EXCERPTED RECORDS:
▶
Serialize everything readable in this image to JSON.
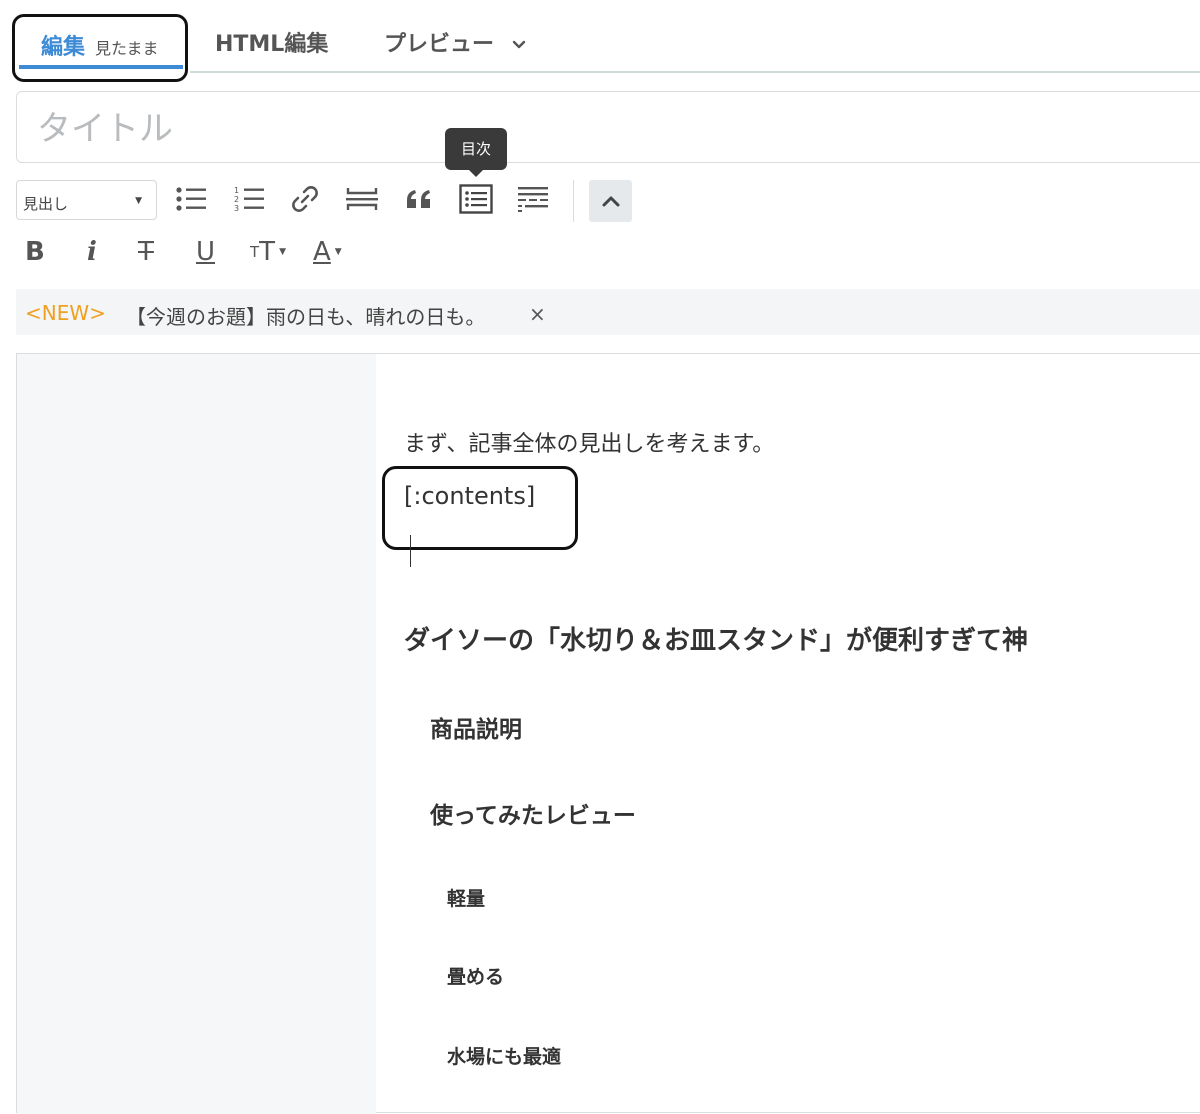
{
  "tabs": {
    "edit_label": "編集",
    "edit_sub": "見たまま",
    "html_label": "HTML編集",
    "preview_label": "プレビュー"
  },
  "title": {
    "placeholder": "タイトル"
  },
  "tooltip": {
    "text": "目次"
  },
  "toolbar": {
    "heading_select": "見出し",
    "icons": [
      "unordered-list-icon",
      "ordered-list-icon",
      "link-icon",
      "horizontal-rule-icon",
      "quote-icon",
      "table-of-contents-icon",
      "more-icon",
      "collapse-icon"
    ],
    "format_icons": [
      "bold",
      "italic",
      "strikethrough",
      "underline",
      "text-size",
      "text-color"
    ],
    "bold": "B",
    "italic": "i",
    "strike": "T",
    "underline": "U",
    "size": "TT",
    "color": "A"
  },
  "notice": {
    "new_tag": "<NEW>",
    "message": "【今週のお題】雨の日も、晴れの日も。",
    "close": "×"
  },
  "body": {
    "paragraph": "まず、記事全体の見出しを考えます。",
    "contents_tag": "[:contents]",
    "h2": "ダイソーの「水切り＆お皿スタンド」が便利すぎて神",
    "h3": [
      "商品説明",
      "使ってみたレビュー"
    ],
    "h4": [
      "軽量",
      "畳める",
      "水場にも最適"
    ]
  },
  "colors": {
    "accent": "#3d8bd6",
    "new_tag": "#f0a020"
  }
}
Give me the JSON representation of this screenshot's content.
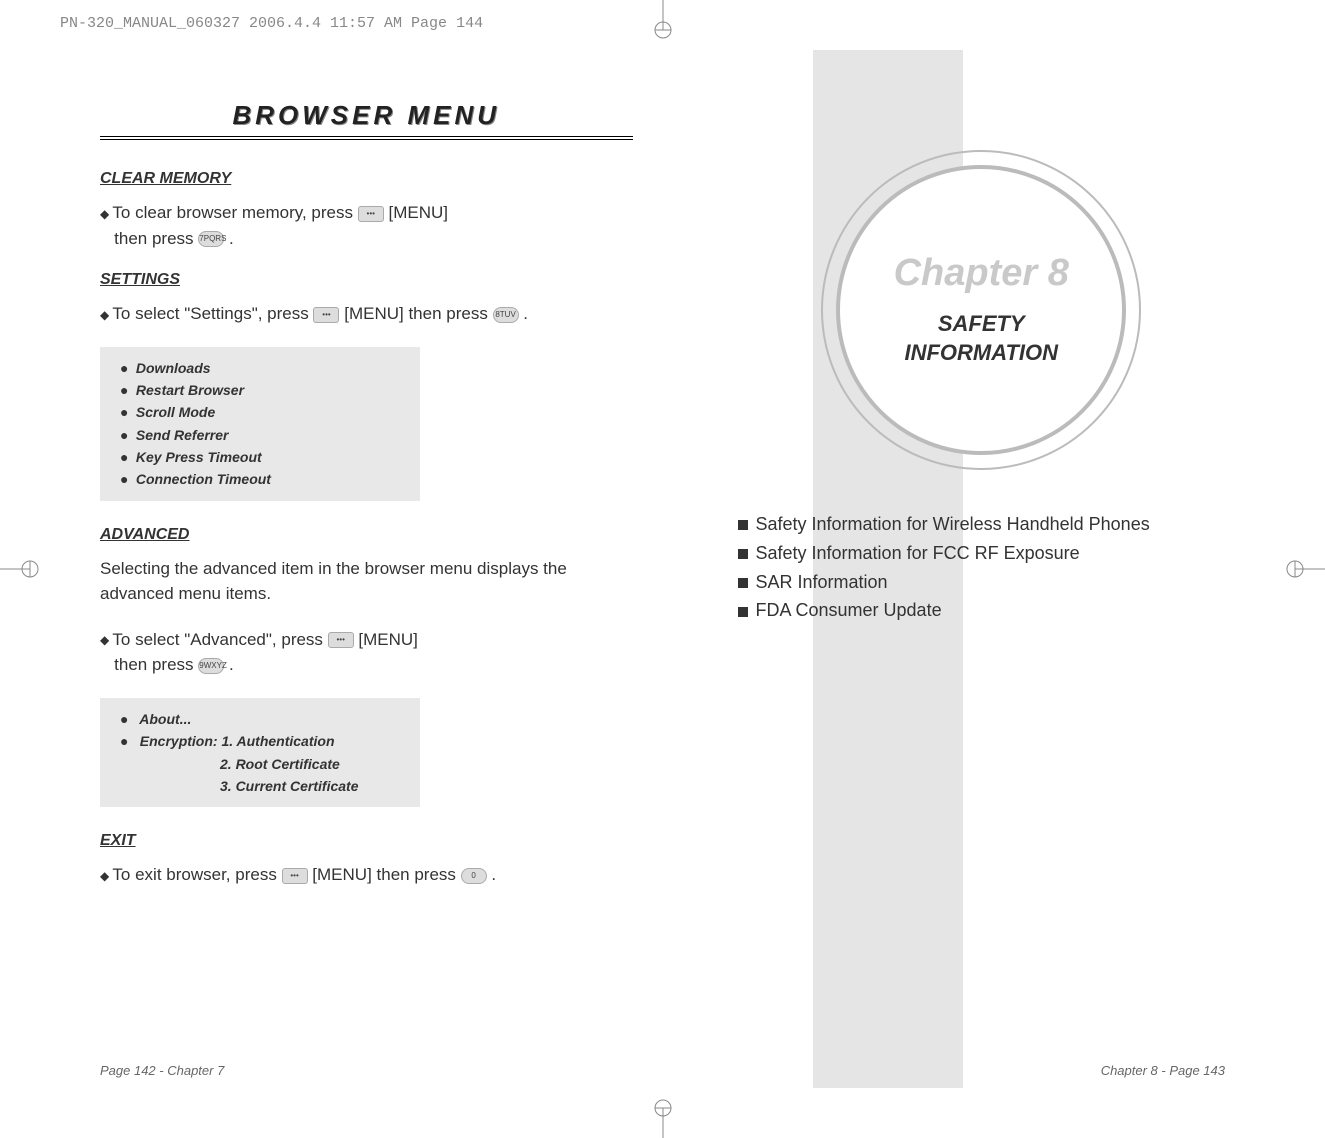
{
  "header_text": "PN-320_MANUAL_060327  2006.4.4  11:57 AM  Page 144",
  "left_page": {
    "title": "BROWSER MENU",
    "sections": {
      "clear_memory": {
        "heading": "CLEAR MEMORY",
        "instruction_prefix": "To clear browser memory, press",
        "instruction_mid": "[MENU]",
        "instruction_line2": "then press",
        "instruction_suffix": "."
      },
      "settings": {
        "heading": "SETTINGS",
        "instruction_prefix": "To select \"Settings\", press",
        "instruction_mid": "[MENU] then press",
        "instruction_suffix": ".",
        "items": [
          "Downloads",
          "Restart Browser",
          "Scroll Mode",
          "Send Referrer",
          "Key Press Timeout",
          "Connection Timeout"
        ]
      },
      "advanced": {
        "heading": "ADVANCED",
        "paragraph": "Selecting the advanced item in the browser menu displays the advanced menu items.",
        "instruction_prefix": "To select \"Advanced\", press",
        "instruction_mid": "[MENU]",
        "instruction_line2": "then press",
        "instruction_suffix": ".",
        "items": {
          "about": "About...",
          "encryption_label": "Encryption: 1. Authentication",
          "encryption_2": "2. Root Certificate",
          "encryption_3": "3. Current Certificate"
        }
      },
      "exit": {
        "heading": "EXIT",
        "instruction_prefix": "To exit browser, press",
        "instruction_mid": "[MENU] then press",
        "instruction_suffix": "."
      }
    },
    "footer": "Page 142 - Chapter 7"
  },
  "right_page": {
    "chapter_title": "Chapter 8",
    "chapter_subtitle_1": "SAFETY",
    "chapter_subtitle_2": "INFORMATION",
    "toc": [
      "Safety Information for Wireless Handheld Phones",
      "Safety Information for FCC RF Exposure",
      "SAR Information",
      "FDA Consumer Update"
    ],
    "footer": "Chapter 8 - Page 143"
  },
  "buttons": {
    "menu": "•••",
    "seven": "7PQRS",
    "eight": "8TUV",
    "nine": "9WXYZ",
    "zero": "0"
  }
}
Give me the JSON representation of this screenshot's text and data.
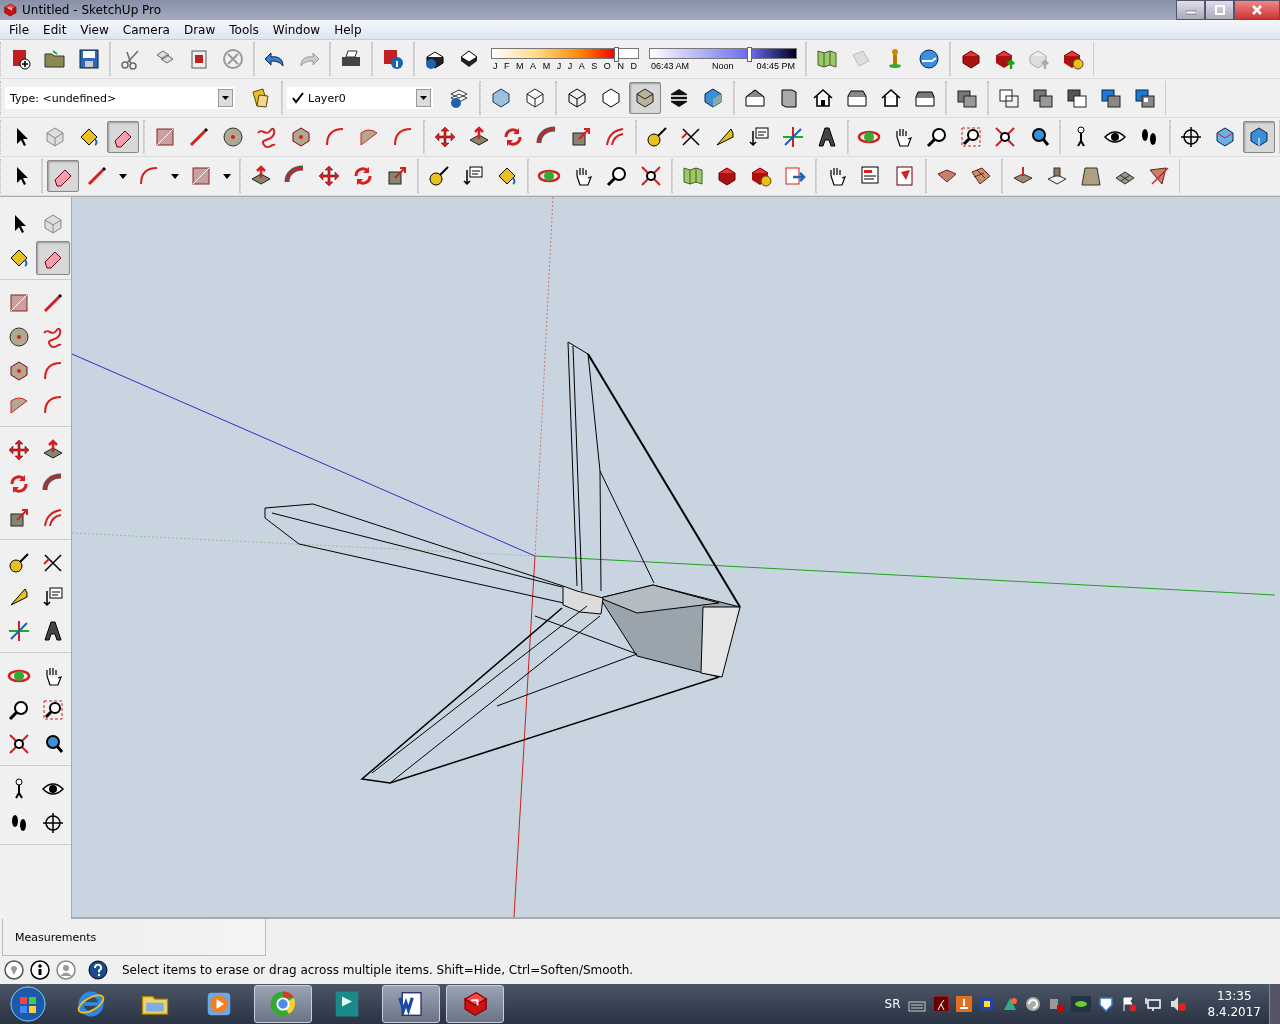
{
  "window": {
    "title": "Untitled - SketchUp Pro"
  },
  "menu": [
    "File",
    "Edit",
    "View",
    "Camera",
    "Draw",
    "Tools",
    "Window",
    "Help"
  ],
  "toolbar_rows": [
    [
      [
        {
          "kind": "new",
          "selected": false
        },
        {
          "kind": "open",
          "selected": false
        },
        {
          "kind": "save",
          "selected": false
        }
      ],
      [
        {
          "kind": "cut",
          "selected": false
        },
        {
          "kind": "copy",
          "selected": false
        },
        {
          "kind": "paste",
          "selected": false
        },
        {
          "kind": "delete",
          "selected": false
        }
      ],
      [
        {
          "kind": "undo",
          "selected": false
        },
        {
          "kind": "redo",
          "selected": false
        }
      ],
      [
        {
          "kind": "print",
          "selected": false
        }
      ],
      [
        {
          "kind": "modelinfo",
          "selected": false
        }
      ],
      [
        {
          "kind": "shadows",
          "selected": false
        },
        {
          "kind": "fog",
          "selected": false
        },
        {
          "kind": "shadow-sliders",
          "months": [
            "J",
            "F",
            "M",
            "A",
            "M",
            "J",
            "J",
            "A",
            "S",
            "O",
            "N",
            "D"
          ],
          "date_slider": {
            "level": 0.85
          },
          "times": [
            "06:43 AM",
            "Noon",
            "04:45 PM"
          ],
          "time_slider": {
            "level": 0.68
          }
        }
      ],
      [
        {
          "kind": "geo",
          "selected": false
        },
        {
          "kind": "photo",
          "selected": false
        },
        {
          "kind": "person",
          "selected": false
        },
        {
          "kind": "earth",
          "selected": false
        }
      ],
      [
        {
          "kind": "warehouse",
          "selected": false
        },
        {
          "kind": "share",
          "selected": false
        },
        {
          "kind": "upload",
          "selected": false
        },
        {
          "kind": "reload",
          "selected": false
        }
      ]
    ],
    [
      [
        {
          "kind": "type-field",
          "value": "Type: <undefined>"
        },
        {
          "kind": "tags",
          "selected": false
        }
      ],
      [
        {
          "kind": "layer-field",
          "checked": true,
          "value": "Layer0"
        },
        {
          "kind": "layerinfo",
          "selected": false
        }
      ],
      [
        {
          "kind": "xray",
          "selected": false
        },
        {
          "kind": "backedges",
          "selected": false
        }
      ],
      [
        {
          "kind": "wireframe",
          "selected": false
        },
        {
          "kind": "hidden",
          "selected": false
        },
        {
          "kind": "shaded",
          "selected": true
        },
        {
          "kind": "textured",
          "selected": false
        },
        {
          "kind": "mono",
          "selected": false
        }
      ],
      [
        {
          "kind": "iso",
          "selected": false
        },
        {
          "kind": "top",
          "selected": false
        },
        {
          "kind": "front",
          "selected": false
        },
        {
          "kind": "right",
          "selected": false
        },
        {
          "kind": "back",
          "selected": false
        },
        {
          "kind": "left",
          "selected": false
        }
      ],
      [
        {
          "kind": "solid",
          "selected": false
        }
      ],
      [
        {
          "kind": "union",
          "selected": false
        },
        {
          "kind": "subtract",
          "selected": false
        },
        {
          "kind": "trim",
          "selected": false
        },
        {
          "kind": "split",
          "selected": false
        },
        {
          "kind": "bluebox",
          "selected": false
        }
      ]
    ],
    [
      [
        {
          "kind": "select",
          "selected": false
        },
        {
          "kind": "component",
          "selected": false
        },
        {
          "kind": "paint",
          "selected": false
        },
        {
          "kind": "eraser",
          "selected": true
        }
      ],
      [
        {
          "kind": "rect",
          "selected": false
        },
        {
          "kind": "line",
          "selected": false
        },
        {
          "kind": "circle",
          "selected": false
        },
        {
          "kind": "freehand",
          "selected": false
        },
        {
          "kind": "polygon",
          "selected": false
        },
        {
          "kind": "arc",
          "selected": false
        },
        {
          "kind": "pie",
          "selected": false
        },
        {
          "kind": "arc",
          "selected": false
        }
      ],
      [
        {
          "kind": "move",
          "selected": false
        },
        {
          "kind": "pushpull",
          "selected": false
        },
        {
          "kind": "rotate",
          "selected": false
        },
        {
          "kind": "followme",
          "selected": false
        },
        {
          "kind": "scale",
          "selected": false
        },
        {
          "kind": "offset",
          "selected": false
        }
      ],
      [
        {
          "kind": "tape",
          "selected": false
        },
        {
          "kind": "dimension",
          "selected": false
        },
        {
          "kind": "protractor",
          "selected": false
        },
        {
          "kind": "text",
          "selected": false
        },
        {
          "kind": "axes",
          "selected": false
        },
        {
          "kind": "text3d",
          "selected": false
        }
      ],
      [
        {
          "kind": "orbit",
          "selected": false
        },
        {
          "kind": "pan",
          "selected": false
        },
        {
          "kind": "zoom",
          "selected": false
        },
        {
          "kind": "zoomwindow",
          "selected": false
        },
        {
          "kind": "extents",
          "selected": false
        },
        {
          "kind": "previous",
          "selected": false
        }
      ],
      [
        {
          "kind": "position",
          "selected": false
        },
        {
          "kind": "look",
          "selected": false
        },
        {
          "kind": "walk",
          "selected": false
        }
      ],
      [
        {
          "kind": "section",
          "selected": false
        },
        {
          "kind": "sectionplane",
          "selected": false
        },
        {
          "kind": "sectioncut",
          "selected": true
        }
      ]
    ],
    [
      [
        {
          "kind": "select",
          "selected": false
        }
      ],
      [
        {
          "kind": "eraser",
          "selected": true
        },
        {
          "kind": "line",
          "selected": false
        },
        {
          "kind": "caret"
        },
        {
          "kind": "arc",
          "selected": false
        },
        {
          "kind": "caret"
        },
        {
          "kind": "rect",
          "selected": false
        },
        {
          "kind": "caret"
        }
      ],
      [
        {
          "kind": "pushpull",
          "selected": false
        },
        {
          "kind": "followme",
          "selected": false
        },
        {
          "kind": "move",
          "selected": false
        },
        {
          "kind": "rotate",
          "selected": false
        },
        {
          "kind": "scale",
          "selected": false
        }
      ],
      [
        {
          "kind": "tape",
          "selected": false
        },
        {
          "kind": "text",
          "selected": false
        },
        {
          "kind": "paint",
          "selected": false
        }
      ],
      [
        {
          "kind": "orbit",
          "selected": false
        },
        {
          "kind": "pan",
          "selected": false
        },
        {
          "kind": "zoom",
          "selected": false
        },
        {
          "kind": "extents",
          "selected": false
        }
      ],
      [
        {
          "kind": "geo",
          "selected": false
        },
        {
          "kind": "warehouse",
          "selected": false
        },
        {
          "kind": "reload",
          "selected": false
        },
        {
          "kind": "export",
          "selected": false
        }
      ],
      [
        {
          "kind": "pan",
          "selected": false
        },
        {
          "kind": "presentation",
          "selected": false
        },
        {
          "kind": "layout",
          "selected": false
        }
      ],
      [
        {
          "kind": "sandbox",
          "selected": false
        },
        {
          "kind": "grid",
          "selected": false
        }
      ],
      [
        {
          "kind": "smoove",
          "selected": false
        },
        {
          "kind": "stamp",
          "selected": false
        },
        {
          "kind": "drape",
          "selected": false
        },
        {
          "kind": "detail",
          "selected": false
        },
        {
          "kind": "flip",
          "selected": false
        }
      ]
    ]
  ],
  "palette": [
    [
      {
        "kind": "select",
        "selected": false
      },
      {
        "kind": "component",
        "selected": false
      },
      {
        "kind": "paint",
        "selected": false
      },
      {
        "kind": "eraser",
        "selected": true
      }
    ],
    [
      {
        "kind": "rect",
        "selected": false
      },
      {
        "kind": "line",
        "selected": false
      },
      {
        "kind": "circle",
        "selected": false
      },
      {
        "kind": "freehand",
        "selected": false
      },
      {
        "kind": "polygon",
        "selected": false
      },
      {
        "kind": "arc",
        "selected": false
      },
      {
        "kind": "pie",
        "selected": false
      },
      {
        "kind": "arc",
        "selected": false
      }
    ],
    [
      {
        "kind": "move",
        "selected": false
      },
      {
        "kind": "pushpull",
        "selected": false
      },
      {
        "kind": "rotate",
        "selected": false
      },
      {
        "kind": "followme",
        "selected": false
      },
      {
        "kind": "scale",
        "selected": false
      },
      {
        "kind": "offset",
        "selected": false
      }
    ],
    [
      {
        "kind": "tape",
        "selected": false
      },
      {
        "kind": "dimension",
        "selected": false
      },
      {
        "kind": "protractor",
        "selected": false
      },
      {
        "kind": "text",
        "selected": false
      },
      {
        "kind": "axes",
        "selected": false
      },
      {
        "kind": "text3d",
        "selected": false
      }
    ],
    [
      {
        "kind": "orbit",
        "selected": false
      },
      {
        "kind": "pan",
        "selected": false
      },
      {
        "kind": "zoom",
        "selected": false
      },
      {
        "kind": "zoomwindow",
        "selected": false
      },
      {
        "kind": "extents",
        "selected": false
      },
      {
        "kind": "previous",
        "selected": false
      }
    ],
    [
      {
        "kind": "position",
        "selected": false
      },
      {
        "kind": "look",
        "selected": false
      },
      {
        "kind": "walk",
        "selected": false
      },
      {
        "kind": "section",
        "selected": false
      }
    ]
  ],
  "measurements": {
    "label": "Measurements"
  },
  "status": {
    "message": "Select items to erase or drag across multiple items. Shift=Hide, Ctrl=Soften/Smooth."
  },
  "taskbar": {
    "apps": [
      {
        "kind": "ie",
        "open": false
      },
      {
        "kind": "folder",
        "open": false
      },
      {
        "kind": "media",
        "open": false
      },
      {
        "kind": "chrome",
        "open": true
      },
      {
        "kind": "max",
        "open": false
      },
      {
        "kind": "word",
        "open": true
      },
      {
        "kind": "sketchup",
        "open": true
      }
    ],
    "language": "SR",
    "time": "13:35",
    "date": "8.4.2017"
  }
}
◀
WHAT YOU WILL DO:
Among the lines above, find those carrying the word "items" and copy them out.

SOLUTION TO THIS EXERCISE:
        "items": [
        "paragraph": "Selecting the advanced item in the browser menu displays the advanced menu items.",
        "items": {
    "message": "Select items to erase or drag across multiple items. Shift=Hide, Ctrl=Soften/Smooth."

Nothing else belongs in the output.